Mix water and 1 tablespoon of the honey together in a large bowl. Pour in the 3 cups of wheat flour and mix well. Cover the bowl with a towel and place in a dry place. Let it sit for a minimum of 20 minutes or up to one day.
Pour in the rest of the honey, oil, soy milk and salt. Mix together. Begin adding white flour, a 1/2 cup at a time. After the third cup, it begins to get pretty dense. Knead the bread in the bowl; if its still a bit “sticky,” add another 1/2 to 1 cup of flour as you go. Knead it for 5 to 10 minutes until it is smooth and elastic. Cut the dough into two, equal parts. Shape them into loaves and place them into two, 8 1/2 x 4 1/2 greased bread pans. Cover pans with a towel in a warm place and let the dough double in size. This will take at least an hour to an hour and a half. Bake loaves at 350 degrees F for 35-40 minutes.
Mead
This medieval drink has quite a variety of modern day versions. This one comes from Cariadoc’s Miscellany of Medieval/Renaissance Foods.
The ingredients include:
11 pints water
1 T peeled, sliced fresh ginger (~1/4 oz)
1/2 t yeast
1 pint honey = 1 1/2 lb
1/2 T orange peel
Dissolve the honey in water in a large pot and bring to a boil. Let it boil down to 2/3 the original volume (8 pints), skimming periodically. This will take about 2 1/2 to 3 hours; by the end it should be clear. About 15 minutes before it is done, add the ginger. At the end, add the orange peel, let it boil a minute or so, and remove from the heat. The orange peel should be the yellow part only, not the white; a potato peeler works well to get off the peel. Let the mead cool to lukewarm, then add the yeast. The original recipe appears to use a top fermenting ale yeast, but dried bread yeast works. Cover and let sit 24-36 hours. Bottle it, using sturdy bottles; the fermentation builds up considerable pressure. Plastic bottles, although less aesthetically pleasing, work very well. Refrigerate after three or four days. Beware of exploding bottles. The mead will be drinkable in a week, but better if you leave it longer.
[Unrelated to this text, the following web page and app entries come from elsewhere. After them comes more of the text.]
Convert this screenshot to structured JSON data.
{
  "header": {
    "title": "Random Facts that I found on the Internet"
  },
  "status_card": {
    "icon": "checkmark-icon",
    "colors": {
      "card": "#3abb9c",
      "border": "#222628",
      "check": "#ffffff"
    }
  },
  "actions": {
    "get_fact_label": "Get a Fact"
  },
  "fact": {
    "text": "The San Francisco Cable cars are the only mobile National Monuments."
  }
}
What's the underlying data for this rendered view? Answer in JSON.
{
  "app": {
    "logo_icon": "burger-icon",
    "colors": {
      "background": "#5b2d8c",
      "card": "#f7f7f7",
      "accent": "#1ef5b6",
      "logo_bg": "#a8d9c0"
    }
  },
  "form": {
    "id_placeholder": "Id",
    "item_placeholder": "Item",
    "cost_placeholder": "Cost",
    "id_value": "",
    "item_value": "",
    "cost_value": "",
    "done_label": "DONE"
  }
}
Beauty Treats
Honey is a helpful healer. For burns or minor scratches, apply a small amount of honey and then bandage for a day.
Hair Conditioner for Super-Fried-and-Dried Hair
Mix 1/2 cup honey and 1/4 cup olive oil. (Use 2 tablespoons oil for normal hair.) Work a small amount at a time through hair until coated. Cover hair with a shower cap; leave on for 30 minutes. Remove shower cap; shampoo well and rinse. Dry as normal.
Egg Yolk & Honey Facial Mask for Dry Skin
Mix together one tablespoon of honey, one egg yolk, half a teaspoon almond oil and one tablespoon yogurt. Smooth on your skin in an upwards motion, leave it on for about ten minutes before rinsing off with warm water.
Skin Softening Bath
Add 1/4 cup honey to bath water for a fragrant bath.
Smoothing Skin Lotion Mix
Combine one teaspoon of honey with one teaspoon vegetable oil and 1/4 teaspoon lemon. Rub into hands, elbows, heels and anywhere that feels dry. Leave on for ten minutes before rinsing off with water.
Rose Oil and Honey Facial Mask
Combine two tablespoons of honey, two tablespoons of sweet almond oil and five drops of essential oil of rose. Massage in an upwards motion onto a clean face and neck with your fingertips. Relax for fifteen minutes, then rinse off with lukewarm water. Gently pat dry for super soft skin.
Let us know your results if you choose to try these or have other ideas you’d like to recommend!